Narcotic substances like South American cocaine from erythroxylon and nicotine from Nicotiana tabacum were found present in Egyptian mummies. This indicates a likely trade between the Ancient Egyptians and the Americas have left many historians still perplexed.
Egyptian Artifacts in America
Discovery of ancient Egyptian artifacts in the Americas by archeologists has been mostly ignored for many years. However, in many places like the grand canyon and across North America, multiple artifacts have been found. The Algonquin writings on the east coast also prove to contain traces of ancient Egypt
Egyptians led by the pharaoh Ramses III were also documented to have sailed across the Atlantic, with Greek historian Herodotus writing of King Ramses III leading a team of Africans at sea with astounding seafaring and navigation skills in 445 B.C. These accounts are proof of the possible presence of ancient Egyptian navigators in the American continent. Possibly centuries before Christopher Columbus’ voyage.
One might wonder why most of the history books leave out this Afrocentric history of the Americas that predates the European discovery of the continent . Perhaps it’s because historians of the Americas were more focused on a Eurocentric version of history and led it to such overwhelming evidence of an African discovery of America going largely ignored and almost forgotten for centuries.

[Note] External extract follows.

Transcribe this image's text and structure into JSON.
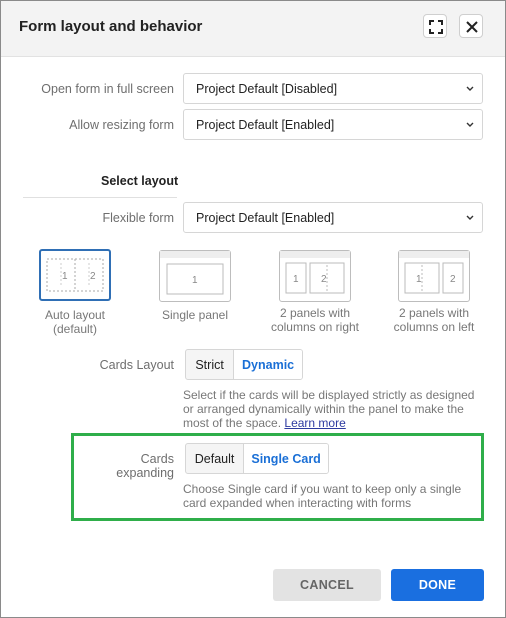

Thankfully, here are some books of history that highlight the African discovery of America